About this exercise
The lines to find are those in the entries that hold the word "Rote"; copy every one of them.

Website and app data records
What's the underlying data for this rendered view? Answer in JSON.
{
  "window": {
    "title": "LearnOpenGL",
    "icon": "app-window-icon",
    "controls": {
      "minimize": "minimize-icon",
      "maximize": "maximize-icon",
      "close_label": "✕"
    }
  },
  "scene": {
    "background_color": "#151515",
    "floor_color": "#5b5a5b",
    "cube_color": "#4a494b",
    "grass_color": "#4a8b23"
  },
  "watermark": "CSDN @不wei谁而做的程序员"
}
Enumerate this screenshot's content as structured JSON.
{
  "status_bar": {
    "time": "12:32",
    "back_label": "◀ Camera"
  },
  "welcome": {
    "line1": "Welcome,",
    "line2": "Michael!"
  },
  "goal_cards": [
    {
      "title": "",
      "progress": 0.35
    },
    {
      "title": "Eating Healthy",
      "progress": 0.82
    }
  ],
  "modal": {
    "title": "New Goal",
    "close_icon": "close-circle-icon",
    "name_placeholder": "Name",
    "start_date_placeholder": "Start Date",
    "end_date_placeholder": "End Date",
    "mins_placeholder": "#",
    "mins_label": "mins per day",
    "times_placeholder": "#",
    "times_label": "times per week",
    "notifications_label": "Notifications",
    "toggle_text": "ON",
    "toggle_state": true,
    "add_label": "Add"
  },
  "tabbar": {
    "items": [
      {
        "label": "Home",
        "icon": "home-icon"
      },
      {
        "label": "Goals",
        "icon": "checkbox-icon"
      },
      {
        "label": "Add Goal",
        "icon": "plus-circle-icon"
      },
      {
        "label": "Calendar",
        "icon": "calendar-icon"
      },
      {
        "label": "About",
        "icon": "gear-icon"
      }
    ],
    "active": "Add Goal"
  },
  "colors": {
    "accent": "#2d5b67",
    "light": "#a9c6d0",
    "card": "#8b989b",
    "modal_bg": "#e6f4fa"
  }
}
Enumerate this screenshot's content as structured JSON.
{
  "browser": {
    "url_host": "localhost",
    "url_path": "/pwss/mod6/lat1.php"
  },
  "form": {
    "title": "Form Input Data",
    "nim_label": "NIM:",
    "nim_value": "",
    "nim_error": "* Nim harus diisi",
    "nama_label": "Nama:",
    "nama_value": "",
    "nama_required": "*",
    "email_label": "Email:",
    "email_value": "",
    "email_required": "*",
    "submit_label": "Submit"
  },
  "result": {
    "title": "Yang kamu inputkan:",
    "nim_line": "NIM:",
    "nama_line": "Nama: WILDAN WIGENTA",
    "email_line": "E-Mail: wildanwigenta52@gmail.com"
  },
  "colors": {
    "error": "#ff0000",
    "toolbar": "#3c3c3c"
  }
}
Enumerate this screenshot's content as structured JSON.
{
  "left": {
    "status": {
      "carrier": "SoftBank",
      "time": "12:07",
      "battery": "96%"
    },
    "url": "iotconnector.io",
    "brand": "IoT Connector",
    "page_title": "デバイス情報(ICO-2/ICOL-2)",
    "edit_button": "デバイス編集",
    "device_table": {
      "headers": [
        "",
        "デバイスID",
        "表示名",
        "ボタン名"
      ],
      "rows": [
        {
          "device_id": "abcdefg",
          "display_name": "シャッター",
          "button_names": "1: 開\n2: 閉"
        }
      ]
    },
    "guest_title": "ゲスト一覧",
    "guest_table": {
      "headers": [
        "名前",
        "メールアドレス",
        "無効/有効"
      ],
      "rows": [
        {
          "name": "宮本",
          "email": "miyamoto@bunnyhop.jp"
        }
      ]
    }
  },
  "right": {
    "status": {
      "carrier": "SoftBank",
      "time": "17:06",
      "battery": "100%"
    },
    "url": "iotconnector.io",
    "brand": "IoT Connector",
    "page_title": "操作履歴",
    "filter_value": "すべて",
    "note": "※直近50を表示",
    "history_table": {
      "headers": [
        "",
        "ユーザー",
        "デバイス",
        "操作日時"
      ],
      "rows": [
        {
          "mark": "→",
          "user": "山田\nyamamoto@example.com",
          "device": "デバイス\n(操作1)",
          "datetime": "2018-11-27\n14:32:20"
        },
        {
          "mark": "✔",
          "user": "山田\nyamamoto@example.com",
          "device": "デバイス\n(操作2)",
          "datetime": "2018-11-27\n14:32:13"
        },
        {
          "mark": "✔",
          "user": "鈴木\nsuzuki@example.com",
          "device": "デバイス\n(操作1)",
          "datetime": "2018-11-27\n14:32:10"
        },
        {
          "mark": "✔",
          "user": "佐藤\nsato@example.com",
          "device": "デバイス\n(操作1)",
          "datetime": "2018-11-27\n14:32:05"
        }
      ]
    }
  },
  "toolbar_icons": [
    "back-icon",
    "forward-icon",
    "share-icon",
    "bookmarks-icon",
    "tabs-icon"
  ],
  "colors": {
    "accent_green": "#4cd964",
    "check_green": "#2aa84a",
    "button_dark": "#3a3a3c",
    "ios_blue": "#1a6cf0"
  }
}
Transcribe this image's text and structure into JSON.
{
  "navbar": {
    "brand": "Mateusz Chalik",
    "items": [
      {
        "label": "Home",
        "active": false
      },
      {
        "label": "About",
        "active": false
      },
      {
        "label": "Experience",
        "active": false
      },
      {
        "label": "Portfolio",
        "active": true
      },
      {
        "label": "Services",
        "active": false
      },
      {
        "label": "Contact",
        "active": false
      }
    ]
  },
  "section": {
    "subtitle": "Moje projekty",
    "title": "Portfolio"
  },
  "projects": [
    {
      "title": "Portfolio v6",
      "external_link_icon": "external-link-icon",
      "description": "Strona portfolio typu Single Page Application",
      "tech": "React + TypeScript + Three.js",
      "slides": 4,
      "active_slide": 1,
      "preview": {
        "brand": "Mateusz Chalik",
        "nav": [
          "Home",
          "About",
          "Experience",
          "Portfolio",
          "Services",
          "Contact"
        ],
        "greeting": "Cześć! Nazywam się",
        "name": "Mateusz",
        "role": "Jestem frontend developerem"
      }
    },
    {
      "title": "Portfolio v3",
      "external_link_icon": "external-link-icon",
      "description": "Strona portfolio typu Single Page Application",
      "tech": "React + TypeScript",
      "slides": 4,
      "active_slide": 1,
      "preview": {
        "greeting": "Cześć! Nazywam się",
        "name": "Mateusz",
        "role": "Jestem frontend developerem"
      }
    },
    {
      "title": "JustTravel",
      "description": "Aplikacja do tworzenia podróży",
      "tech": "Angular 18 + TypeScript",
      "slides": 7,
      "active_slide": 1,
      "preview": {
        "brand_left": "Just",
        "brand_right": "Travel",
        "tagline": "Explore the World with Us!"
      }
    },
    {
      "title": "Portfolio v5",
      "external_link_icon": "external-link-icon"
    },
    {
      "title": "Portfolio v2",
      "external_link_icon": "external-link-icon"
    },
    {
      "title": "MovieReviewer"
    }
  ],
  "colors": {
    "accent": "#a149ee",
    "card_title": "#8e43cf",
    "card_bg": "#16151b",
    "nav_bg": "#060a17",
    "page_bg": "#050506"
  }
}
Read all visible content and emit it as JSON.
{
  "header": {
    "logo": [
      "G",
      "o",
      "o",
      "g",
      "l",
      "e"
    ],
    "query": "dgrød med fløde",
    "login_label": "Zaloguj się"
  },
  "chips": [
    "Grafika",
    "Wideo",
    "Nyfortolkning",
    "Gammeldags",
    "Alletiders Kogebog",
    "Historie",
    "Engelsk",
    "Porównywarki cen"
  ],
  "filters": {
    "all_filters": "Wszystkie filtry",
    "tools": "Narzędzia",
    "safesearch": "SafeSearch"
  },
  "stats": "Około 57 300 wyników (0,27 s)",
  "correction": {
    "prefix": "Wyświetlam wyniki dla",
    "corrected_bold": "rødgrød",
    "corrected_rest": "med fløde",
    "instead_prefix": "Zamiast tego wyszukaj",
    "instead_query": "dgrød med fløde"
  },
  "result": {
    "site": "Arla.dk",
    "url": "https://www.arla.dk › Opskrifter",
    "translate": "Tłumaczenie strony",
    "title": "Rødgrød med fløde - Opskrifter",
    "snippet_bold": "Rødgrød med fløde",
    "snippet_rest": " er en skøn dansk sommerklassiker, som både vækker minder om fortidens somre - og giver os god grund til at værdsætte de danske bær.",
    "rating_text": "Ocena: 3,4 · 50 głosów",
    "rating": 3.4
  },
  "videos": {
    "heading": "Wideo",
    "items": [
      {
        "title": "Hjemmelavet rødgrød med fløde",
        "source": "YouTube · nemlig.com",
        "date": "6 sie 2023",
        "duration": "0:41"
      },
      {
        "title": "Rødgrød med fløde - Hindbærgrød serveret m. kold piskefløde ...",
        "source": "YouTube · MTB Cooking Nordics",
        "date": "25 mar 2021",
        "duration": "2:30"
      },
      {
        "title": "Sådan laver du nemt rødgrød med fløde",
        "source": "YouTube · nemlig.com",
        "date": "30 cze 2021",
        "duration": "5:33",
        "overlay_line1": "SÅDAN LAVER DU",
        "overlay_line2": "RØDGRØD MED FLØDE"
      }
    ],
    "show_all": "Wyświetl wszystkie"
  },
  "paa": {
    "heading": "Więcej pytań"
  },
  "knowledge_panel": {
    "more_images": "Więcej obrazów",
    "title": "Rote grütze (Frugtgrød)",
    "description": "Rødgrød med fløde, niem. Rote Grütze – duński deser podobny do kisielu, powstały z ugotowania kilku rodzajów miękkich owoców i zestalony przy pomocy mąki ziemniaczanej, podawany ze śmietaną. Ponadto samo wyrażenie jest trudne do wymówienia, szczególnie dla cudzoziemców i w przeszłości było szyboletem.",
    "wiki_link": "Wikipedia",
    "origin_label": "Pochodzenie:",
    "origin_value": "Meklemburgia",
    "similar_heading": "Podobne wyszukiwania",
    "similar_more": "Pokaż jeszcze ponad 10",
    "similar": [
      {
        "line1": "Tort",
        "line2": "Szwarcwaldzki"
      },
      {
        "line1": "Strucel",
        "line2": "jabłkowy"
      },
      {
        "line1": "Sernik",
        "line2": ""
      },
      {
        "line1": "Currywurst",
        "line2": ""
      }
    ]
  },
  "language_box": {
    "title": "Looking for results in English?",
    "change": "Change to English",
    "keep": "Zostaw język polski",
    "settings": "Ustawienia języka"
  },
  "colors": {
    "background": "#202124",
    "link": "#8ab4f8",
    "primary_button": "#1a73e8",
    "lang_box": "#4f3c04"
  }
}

Reply
    "title": "Rote grütze (Frugtgrød)",
    "description": "Rødgrød med fløde, niem. Rote Grütze – duński deser podobny do kisielu, powstały z ugotowania kilku rodzajów miękkich owoców i zestalony przy pomocy mąki ziemniaczanej, podawany ze śmietaną. Ponadto samo wyrażenie jest trudne do wymówienia, szczególnie dla cudzoziemców i w przeszłości było szyboletem.",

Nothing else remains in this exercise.